> _Data to process_:
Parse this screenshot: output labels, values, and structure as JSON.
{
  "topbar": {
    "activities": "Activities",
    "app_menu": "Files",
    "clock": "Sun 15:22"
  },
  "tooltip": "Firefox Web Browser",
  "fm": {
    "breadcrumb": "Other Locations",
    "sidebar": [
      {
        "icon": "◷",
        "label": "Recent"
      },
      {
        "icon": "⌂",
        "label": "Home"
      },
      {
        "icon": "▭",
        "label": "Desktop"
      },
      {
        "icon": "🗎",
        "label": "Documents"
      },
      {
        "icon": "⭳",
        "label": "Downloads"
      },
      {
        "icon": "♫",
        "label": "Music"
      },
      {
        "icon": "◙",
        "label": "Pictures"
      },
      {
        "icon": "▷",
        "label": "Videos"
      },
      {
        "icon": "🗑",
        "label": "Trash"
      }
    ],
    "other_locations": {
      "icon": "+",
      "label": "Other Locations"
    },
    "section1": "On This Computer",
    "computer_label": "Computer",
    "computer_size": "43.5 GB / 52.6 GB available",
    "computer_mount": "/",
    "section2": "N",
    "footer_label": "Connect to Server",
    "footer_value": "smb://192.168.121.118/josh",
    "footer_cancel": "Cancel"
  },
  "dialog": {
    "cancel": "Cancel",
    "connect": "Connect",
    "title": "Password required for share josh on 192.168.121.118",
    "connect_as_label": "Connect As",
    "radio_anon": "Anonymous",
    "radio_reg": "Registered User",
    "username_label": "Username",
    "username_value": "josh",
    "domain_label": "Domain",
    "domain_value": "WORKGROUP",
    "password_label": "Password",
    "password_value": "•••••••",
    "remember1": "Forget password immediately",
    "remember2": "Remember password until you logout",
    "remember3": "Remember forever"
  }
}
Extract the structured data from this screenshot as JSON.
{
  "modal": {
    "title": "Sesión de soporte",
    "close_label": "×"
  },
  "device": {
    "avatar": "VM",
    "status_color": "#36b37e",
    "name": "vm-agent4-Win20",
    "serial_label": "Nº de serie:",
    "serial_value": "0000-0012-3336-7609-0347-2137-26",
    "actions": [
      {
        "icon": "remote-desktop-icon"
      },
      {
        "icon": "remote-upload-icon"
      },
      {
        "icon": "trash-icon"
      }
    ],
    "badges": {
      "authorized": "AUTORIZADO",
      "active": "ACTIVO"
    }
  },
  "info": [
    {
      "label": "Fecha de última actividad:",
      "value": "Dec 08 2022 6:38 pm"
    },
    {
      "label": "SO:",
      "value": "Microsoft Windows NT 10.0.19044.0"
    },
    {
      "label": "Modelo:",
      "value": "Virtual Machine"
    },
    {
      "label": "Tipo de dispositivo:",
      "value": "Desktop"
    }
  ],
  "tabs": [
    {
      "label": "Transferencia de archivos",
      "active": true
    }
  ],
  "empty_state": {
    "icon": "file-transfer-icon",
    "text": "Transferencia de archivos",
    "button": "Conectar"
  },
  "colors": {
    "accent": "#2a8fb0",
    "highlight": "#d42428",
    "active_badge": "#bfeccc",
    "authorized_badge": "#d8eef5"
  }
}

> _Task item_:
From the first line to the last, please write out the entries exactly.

> _Completed task_:
Parse this screenshot: output labels, values, and structure as JSON.
{
  "topbar": {
    "activities": "Activities",
    "app_menu": "Files",
    "clock": "Sun 15:22"
  },
  "tooltip": "Firefox Web Browser",
  "fm": {
    "breadcrumb": "Other Locations",
    "sidebar": [
      {
        "icon": "◷",
        "label": "Recent"
      },
      {
        "icon": "⌂",
        "label": "Home"
      },
      {
        "icon": "▭",
        "label": "Desktop"
      },
      {
        "icon": "🗎",
        "label": "Documents"
      },
      {
        "icon": "⭳",
        "label": "Downloads"
      },
      {
        "icon": "♫",
        "label": "Music"
      },
      {
        "icon": "◙",
        "label": "Pictures"
      },
      {
        "icon": "▷",
        "label": "Videos"
      },
      {
        "icon": "🗑",
        "label": "Trash"
      }
    ],
    "other_locations": {
      "icon": "+",
      "label": "Other Locations"
    },
    "section1": "On This Computer",
    "computer_label": "Computer",
    "computer_size": "43.5 GB / 52.6 GB available",
    "computer_mount": "/",
    "section2": "N",
    "footer_label": "Connect to Server",
    "footer_value": "smb://192.168.121.118/josh",
    "footer_cancel": "Cancel"
  },
  "dialog": {
    "cancel": "Cancel",
    "connect": "Connect",
    "title": "Password required for share josh on 192.168.121.118",
    "connect_as_label": "Connect As",
    "radio_anon": "Anonymous",
    "radio_reg": "Registered User",
    "username_label": "Username",
    "username_value": "josh",
    "domain_label": "Domain",
    "domain_value": "WORKGROUP",
    "password_label": "Password",
    "password_value": "•••••••",
    "remember1": "Forget password immediately",
    "remember2": "Remember password until you logout",
    "remember3": "Remember forever"
  }
}
Extract the structured data from this screenshot as JSON.
{
  "modal": {
    "title": "Sesión de soporte",
    "close_label": "×"
  },
  "device": {
    "avatar": "VM",
    "status_color": "#36b37e",
    "name": "vm-agent4-Win20",
    "serial_label": "Nº de serie:",
    "serial_value": "0000-0012-3336-7609-0347-2137-26",
    "actions": [
      {
        "icon": "remote-desktop-icon"
      },
      {
        "icon": "remote-upload-icon"
      },
      {
        "icon": "trash-icon"
      }
    ],
    "badges": {
      "authorized": "AUTORIZADO",
      "active": "ACTIVO"
    }
  },
  "info": [
    {
      "label": "Fecha de última actividad:",
      "value": "Dec 08 2022 6:38 pm"
    },
    {
      "label": "SO:",
      "value": "Microsoft Windows NT 10.0.19044.0"
    },
    {
      "label": "Modelo:",
      "value": "Virtual Machine"
    },
    {
      "label": "Tipo de dispositivo:",
      "value": "Desktop"
    }
  ],
  "tabs": [
    {
      "label": "Transferencia de archivos",
      "active": true
    }
  ],
  "empty_state": {
    "icon": "file-transfer-icon",
    "text": "Transferencia de archivos",
    "button": "Conectar"
  },
  "colors": {
    "accent": "#2a8fb0",
    "highlight": "#d42428",
    "active_badge": "#bfeccc",
    "authorized_badge": "#d8eef5"
  }
}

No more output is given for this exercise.